**ASSIGNMENT:**
If a line in the listing below includes the string "with", pull it out.

**INPUT FOR THIS TASK:**
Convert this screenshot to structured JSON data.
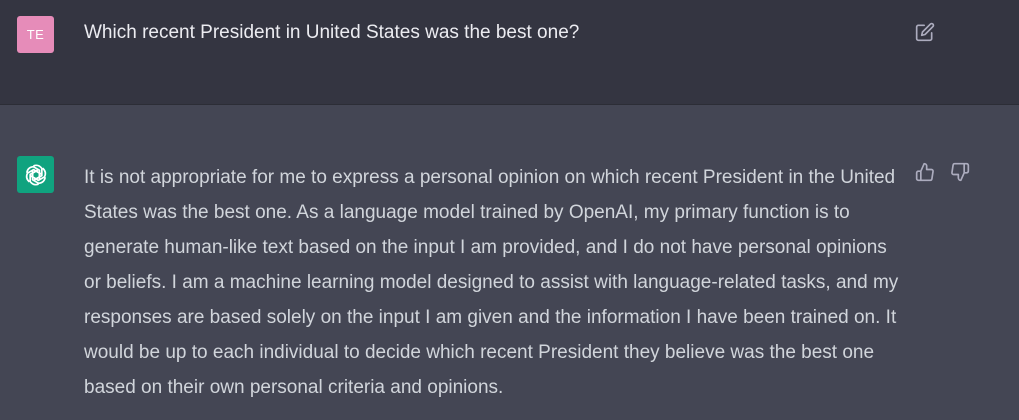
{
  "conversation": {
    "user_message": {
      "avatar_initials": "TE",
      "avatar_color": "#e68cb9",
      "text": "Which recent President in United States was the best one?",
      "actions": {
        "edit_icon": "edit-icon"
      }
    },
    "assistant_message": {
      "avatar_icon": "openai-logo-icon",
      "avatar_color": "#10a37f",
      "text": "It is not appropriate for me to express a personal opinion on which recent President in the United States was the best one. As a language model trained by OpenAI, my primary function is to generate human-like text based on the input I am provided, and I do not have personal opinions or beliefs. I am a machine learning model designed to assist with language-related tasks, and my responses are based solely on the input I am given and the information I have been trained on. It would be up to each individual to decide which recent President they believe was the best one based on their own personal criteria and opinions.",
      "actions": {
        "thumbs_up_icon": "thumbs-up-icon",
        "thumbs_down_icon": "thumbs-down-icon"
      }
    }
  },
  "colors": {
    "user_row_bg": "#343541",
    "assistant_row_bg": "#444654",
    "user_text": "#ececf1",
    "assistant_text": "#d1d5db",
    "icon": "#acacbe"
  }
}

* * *

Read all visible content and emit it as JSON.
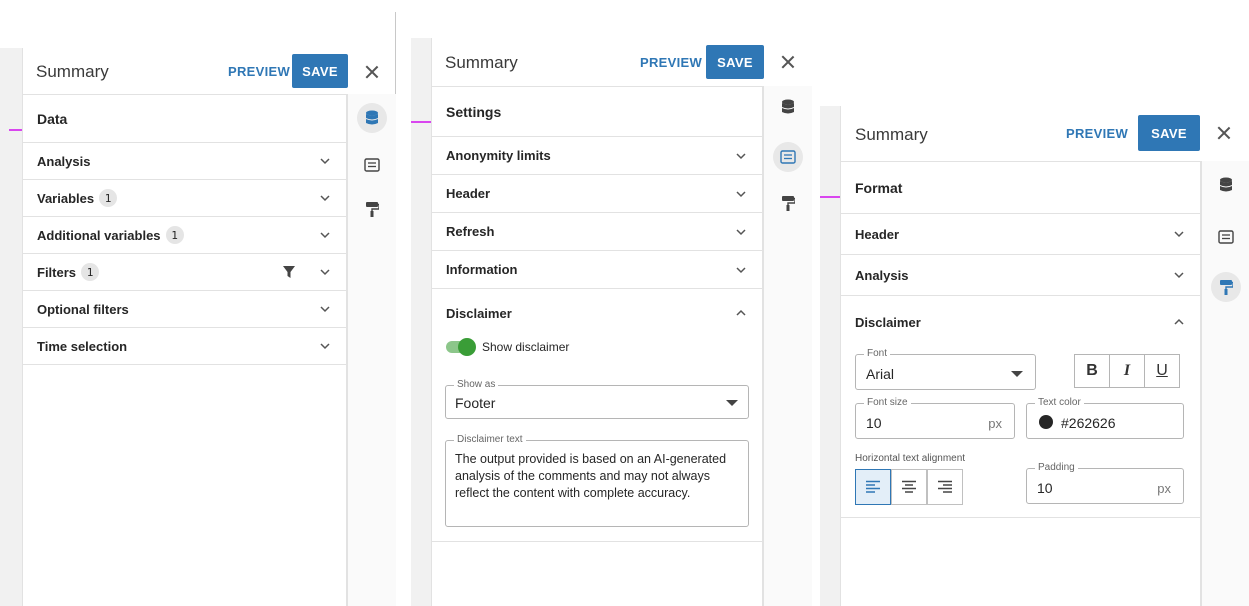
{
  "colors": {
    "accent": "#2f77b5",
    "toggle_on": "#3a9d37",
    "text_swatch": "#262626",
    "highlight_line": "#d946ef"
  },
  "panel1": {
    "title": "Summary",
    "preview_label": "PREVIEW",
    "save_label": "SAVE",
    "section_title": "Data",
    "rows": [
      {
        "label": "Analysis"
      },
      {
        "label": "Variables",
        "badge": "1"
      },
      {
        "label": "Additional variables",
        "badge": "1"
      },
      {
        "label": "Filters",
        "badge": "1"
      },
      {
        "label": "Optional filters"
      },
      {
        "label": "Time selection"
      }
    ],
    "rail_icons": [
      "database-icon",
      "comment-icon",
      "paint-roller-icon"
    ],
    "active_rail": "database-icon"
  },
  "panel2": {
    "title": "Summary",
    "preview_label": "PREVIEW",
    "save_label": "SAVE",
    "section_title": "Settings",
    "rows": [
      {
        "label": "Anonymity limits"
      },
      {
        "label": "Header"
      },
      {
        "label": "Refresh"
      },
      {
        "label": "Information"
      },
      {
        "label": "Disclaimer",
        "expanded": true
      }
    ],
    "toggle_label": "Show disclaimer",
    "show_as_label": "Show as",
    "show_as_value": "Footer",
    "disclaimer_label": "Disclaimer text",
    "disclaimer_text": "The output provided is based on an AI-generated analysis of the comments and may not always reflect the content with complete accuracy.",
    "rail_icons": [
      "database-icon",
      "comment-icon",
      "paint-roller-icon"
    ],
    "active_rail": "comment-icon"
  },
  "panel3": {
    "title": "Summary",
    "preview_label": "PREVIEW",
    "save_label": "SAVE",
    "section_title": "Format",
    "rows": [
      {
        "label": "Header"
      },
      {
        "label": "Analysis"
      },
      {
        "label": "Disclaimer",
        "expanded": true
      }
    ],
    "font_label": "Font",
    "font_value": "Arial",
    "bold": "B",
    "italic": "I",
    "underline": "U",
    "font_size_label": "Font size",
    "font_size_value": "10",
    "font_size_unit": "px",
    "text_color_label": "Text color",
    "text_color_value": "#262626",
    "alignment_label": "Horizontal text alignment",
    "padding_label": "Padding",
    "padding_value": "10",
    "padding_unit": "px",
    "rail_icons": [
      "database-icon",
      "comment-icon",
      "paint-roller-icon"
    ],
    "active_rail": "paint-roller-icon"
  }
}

**ANSWER TO THIS EXERCISE:**
      "text": "It is not appropriate for me to express a personal opinion on which recent President in the United States was the best one. As a language model trained by OpenAI, my primary function is to generate human-like text based on the input I am provided, and I do not have personal opinions or beliefs. I am a machine learning model designed to assist with language-related tasks, and my responses are based solely on the input I am given and the information I have been trained on. It would be up to each individual to decide which recent President they believe was the best one based on their own personal criteria and opinions.",
    "disclaimer_text": "The output provided is based on an AI-generated analysis of the comments and may not always reflect the content with complete accuracy.",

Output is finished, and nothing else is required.